It confirms that the likelihood ratio is the best way of presenting conditional probability evidence. This will be familiar to anyone who uses Bayes’ Theorem.The simplicity of this approach is so stark that it can be mistaken for complexity.
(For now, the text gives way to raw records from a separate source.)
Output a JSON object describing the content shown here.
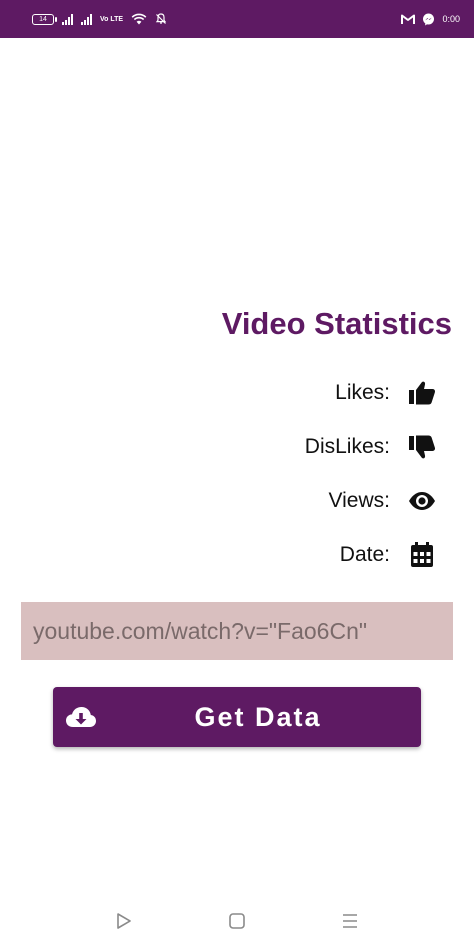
{
  "status_bar": {
    "battery": "14",
    "network_label": "Vo LTE",
    "notifications": [
      "gmail-icon",
      "messenger-icon"
    ],
    "time": "0:00",
    "background": "#5e1a63"
  },
  "stats": {
    "title": "Video Statistics",
    "likes_label": "Likes:",
    "dislikes_label": "DisLikes:",
    "views_label": "Views:",
    "date_label": "Date:",
    "icons": [
      "thumbs-up-icon",
      "thumbs-down-icon",
      "eye-icon",
      "calendar-icon"
    ]
  },
  "url_input": {
    "placeholder": "youtube.com/watch?v=\"Fao6Cn\"",
    "value": ""
  },
  "get_data_button": {
    "label": "Get Data",
    "icon": "cloud-download-icon"
  },
  "nav_bar": {
    "icons": [
      "back-icon",
      "home-icon",
      "menu-icon"
    ]
  },
  "colors": {
    "accent": "#5e1a63",
    "input_background": "#d9bfbf"
  }
}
It asks, how much more is the evidence consistent with guilt than with innocence?

Difficulties with DNA evidence arise when scientists try to assign probabilities to each of these consistencies.In my own humble little way I have offered lawyers an easy introduction to Bayesian reasoning.It is a paper that has long been in draft form, so I can revise and update it as developments occur.

Interpreting DNA test results

See New Scientist for an article called “Fallible DNA evidence can mean prison or freedom” by Linda Geddes, dated 11 August 2010.

Interpretation of DNA analysis can be subjective and it is vulnerable to suggestion, so that scientists should know nothing of the circumstances in which samples were obtained or about the prosecution theory of the case.

The article points out that a defendant could be wrongly convicted because an analyst says that samples matched, when in fact peer opinions may differ over that and indeed may favour the contrary conclusion.

I suppose some defendants might wrongly be acquitted if an analyst thought there was no match, when peers might think there was a match. Could that happen?

Dismissing judges for misconduct

I imagine that all experienced barristers are familiar with bad judicial behaviour. But how bad does it have to be before a judge can be removed from office?

In Madam Justice Levers, Hearing on the Report of (The Cayman Islands) [2010] UKPC 24 (29 July 2010) the criterion for removal from office was set out [50]:

“The public rightly expects the highest standard of behaviour from a judge, but the protection of judicial independence demands that a judge shall not be removed for misbehaviour unless the judge has fallen so far short of that standard of behaviour as to demonstrate that he or she is not fit to remain in office. The test is whether the confidence in the justice system of those appearing before the judge or the public in general, with knowledge of the material circumstances, will be undermined if the judge continues to sit – see Therrien v Canada (Minister for Justice) [2001] 2 SCR 3. If a judge, by a course of conduct, demonstrates an inability to behave with due propriety misbehaviour can merge into incapacity.”

An incident that of itself would have justified the judge’s removal from office occurred during a sentencing hearing when the judge made disparaging comments about a complainant and people of her race. These comments [64]

“… showed bias, and indeed contempt, for Jamaicans which extended not merely to the defendant but to his victim, who happily was not in court. The comments about [her] … were monstrous, suggesting that she should have been sent “home”, describing her as “a woman like that” and accusing her of “spreading her goodwill around” – a clear allegation of promiscuity.”

We all know that judicial behaviour tends to improve towards the appellate end of the hierarchy.

We are currently going through our own little trauma here, and it seems to be something that blew up out of a very minor error of judgement. Of course I would never read email messages that were not intended for my eyes, but if I did I would be fascinated by the glimpse they gave of the concerns of top ranking QCs. Private and professional lives, friendships and high legal principles, confidentiality and its limits, the individual and the integrity of the courts. The magnification of error by stress, the struggle for a proper perspective.